MSNBC's Keith Olbermann noted that many "unelected" Republicans have "rushed to echo" right-wing pundit Ann Coulter's recent smears against widows of victims killed in the September 11, 2001, terrorist attacks, but no top elected Republican has.
On MSNBC's Imus in the Morning, Republican strategist Mary Matalin joined other Republican strategists and media figures in defending Ann Coulter's attacks on the widows of the 9-11 victims, expressing agreement with Coulter's "larger point." When Imus challenged Matalin to condemn Coulter for her "repugnant attacks," including "calling these women harpies," Matalin refused, saying: "That's completely not her point," and that such remarks are Coulter's "stock in trade." She added that she would not condemn Coulter because "I don't know her" and "I haven't read the book."

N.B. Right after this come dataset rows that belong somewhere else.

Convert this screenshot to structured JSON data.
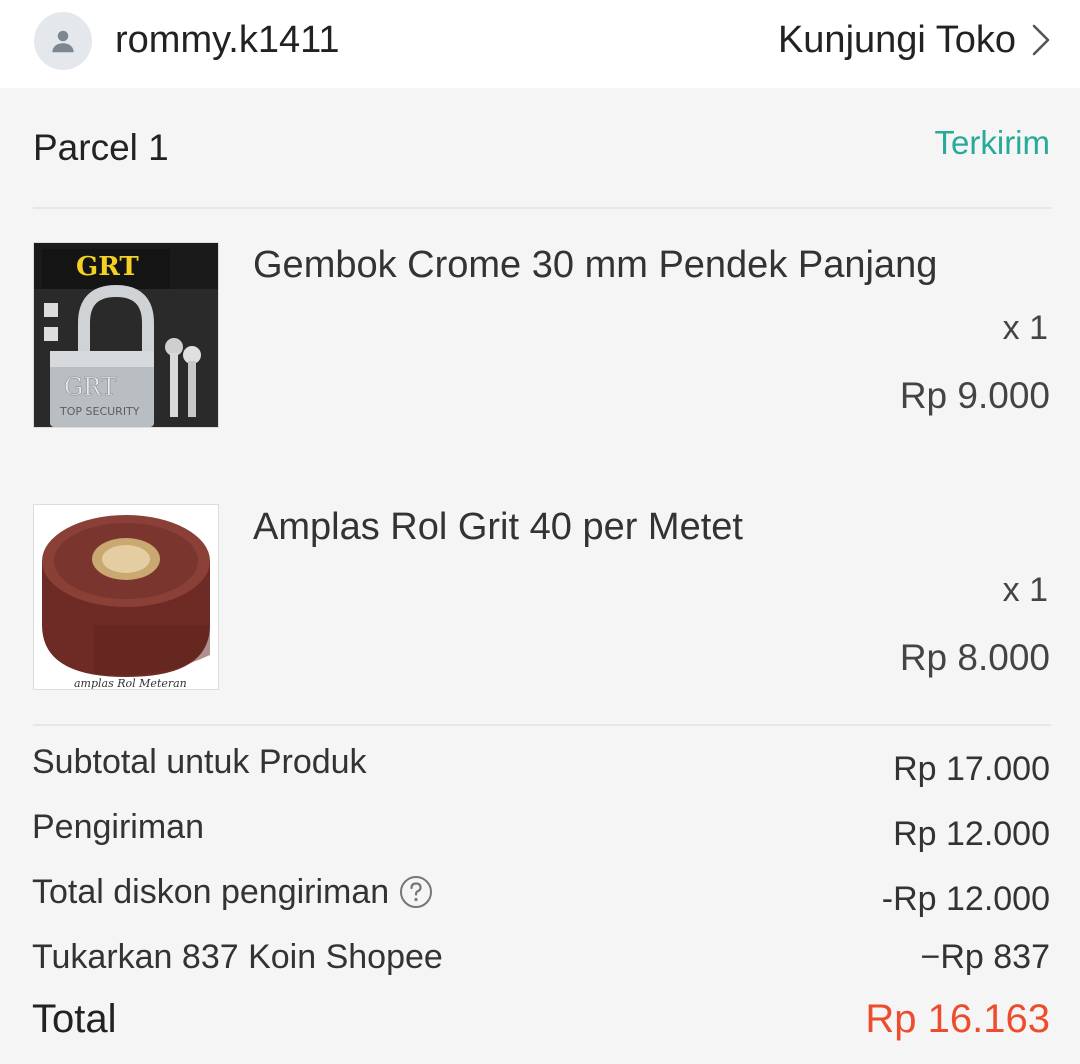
{
  "header": {
    "username": "rommy.k1411",
    "visit_store_label": "Kunjungi Toko",
    "avatar_icon": "user-avatar-icon"
  },
  "parcel": {
    "title": "Parcel 1",
    "status": "Terkirim",
    "status_color": "#26aa99"
  },
  "products": [
    {
      "name": "Gembok Crome 30 mm Pendek Panjang",
      "qty": "x 1",
      "price": "Rp 9.000",
      "image_brand": "GRT",
      "image_caption": "TOP SECURITY"
    },
    {
      "name": "Amplas Rol Grit 40 per Metet",
      "qty": "x 1",
      "price": "Rp 8.000",
      "image_caption": "amplas Rol Meteran"
    }
  ],
  "summary": {
    "subtotal_label": "Subtotal untuk Produk",
    "subtotal_value": "Rp 17.000",
    "shipping_label": "Pengiriman",
    "shipping_value": "Rp 12.000",
    "shipping_discount_label": "Total diskon pengiriman",
    "shipping_discount_value": "-Rp 12.000",
    "coins_label": "Tukarkan 837 Koin Shopee",
    "coins_value": "−Rp 837",
    "total_label": "Total",
    "total_value": "Rp 16.163",
    "total_color": "#ee4d2d"
  }
}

In defending Ann Coulter -- who smeared both liberals and the widows of the 9-11 victims in her new book and recent public appearances -- Bill O'Reilly and Rush Limbaugh claimed that Coulter "doesn't lie." But Media Matters for America has previously documented numerous statements by Coulter that have proved to be untrue.

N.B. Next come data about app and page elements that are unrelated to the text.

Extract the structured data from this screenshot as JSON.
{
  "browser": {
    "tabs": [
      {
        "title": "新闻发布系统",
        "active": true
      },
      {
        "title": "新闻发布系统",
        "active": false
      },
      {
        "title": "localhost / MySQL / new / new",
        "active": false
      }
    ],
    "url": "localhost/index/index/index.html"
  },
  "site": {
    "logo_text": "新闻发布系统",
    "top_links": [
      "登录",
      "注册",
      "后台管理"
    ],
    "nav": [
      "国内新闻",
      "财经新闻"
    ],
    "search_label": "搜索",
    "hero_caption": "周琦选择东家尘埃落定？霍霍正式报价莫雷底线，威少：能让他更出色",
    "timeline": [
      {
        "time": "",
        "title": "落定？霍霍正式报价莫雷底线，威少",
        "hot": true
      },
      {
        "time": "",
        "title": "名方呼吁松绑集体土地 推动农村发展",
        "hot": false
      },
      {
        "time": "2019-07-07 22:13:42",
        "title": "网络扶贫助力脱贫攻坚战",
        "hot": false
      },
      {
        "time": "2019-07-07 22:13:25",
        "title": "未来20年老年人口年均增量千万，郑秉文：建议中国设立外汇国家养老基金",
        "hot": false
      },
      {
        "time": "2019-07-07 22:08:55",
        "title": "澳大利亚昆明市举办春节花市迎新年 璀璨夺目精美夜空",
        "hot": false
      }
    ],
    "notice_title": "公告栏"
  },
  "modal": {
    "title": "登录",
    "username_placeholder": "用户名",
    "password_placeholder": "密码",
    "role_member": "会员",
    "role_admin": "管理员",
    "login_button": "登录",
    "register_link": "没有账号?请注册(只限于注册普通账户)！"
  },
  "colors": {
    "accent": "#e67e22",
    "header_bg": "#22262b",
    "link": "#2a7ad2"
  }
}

On CNN's Lou Dobbs Tonight, Lou Dobbs suggested that right-wing pundit Ann Coulter is the right-wing counterpart to filmmaker Michael Moore. Coulter responded, "I reject that. ... I think I am the right-wing [H.L.] Mencken, the right-wing Mark Twain. I am not the right-wing Michael Moore."
On Fox News' Your World with Neil Cavuto, right-wing pundit Ann Coulter defended her inflammatory attacks on the widows of 9-11 victims -- who she said "enjoy their husbands' deaths" and "revel in their status as celebrities" -- by attacking other people she accused of using their "personal story" to gather support for a political cause.

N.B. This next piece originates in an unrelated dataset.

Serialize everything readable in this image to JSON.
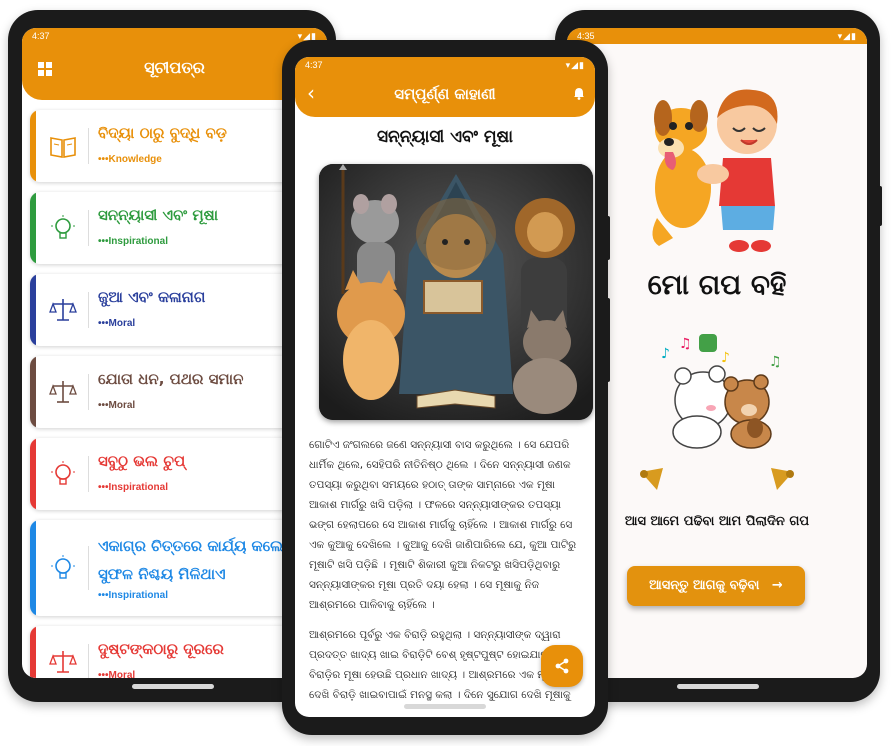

On Hannity & Colmes, when Alan Colmes asked Ann Coulter whether, if given the opportunity, the 9-11 widows "would not give up every piece of celebrity and notoriety they have to have their husbands back," she replied, "Oh, I don't know. At this point, to give up $2 million ... to have to go back to cooking meals and not ... appearing in Vanity Fair. They're clearly enjoying their celebrity status."
On The O'Reilly Factor, David Horowitz called Ann Coulter "a national treasure" and stated that the "point" of Coulter's controversial remarks on the widows of the victims of the 9-11 terrorist attacks was "right on the mark."
Bill O'Reilly downplayed Ann Coulter's recent attacks on the widows of the victims of the 9-11 terrorist attacks, baselessly alleging that "some far-left pundits have said far worse things." O'Reilly added that "it looks like there's a double standard" in the treatment of conservatives and liberals by the "mainstream media."
In the uproar resulting from inflammatory statements made by Ann Coulter in her new book -- and highlighted by NBC's Matt Lauer in an interview with Coulter on Today -- numerous media figures and Republican strategists have defended Coulter and her remarks. Coulter's comment that has perhaps drawn the most attention is an attack on the widows of 9-11 victims, read by Lauer: "These broads are millionaires, lionized on TV and in articles about them, reveling in their status as celebrities and stalked by grief-arazzis. I've never seen people enjoying their husbands' deaths so much."
Introducing an NBC Nightly News report on right-wing pundit Ann Coulter's appearance on Today, Brian Williams said that controversial comments Coulter made about the widows of victims of the September 11, 2001, terrorist attacks were "over the line -- the line that is shared by just about everybody because some things, it turns out, are still sacred."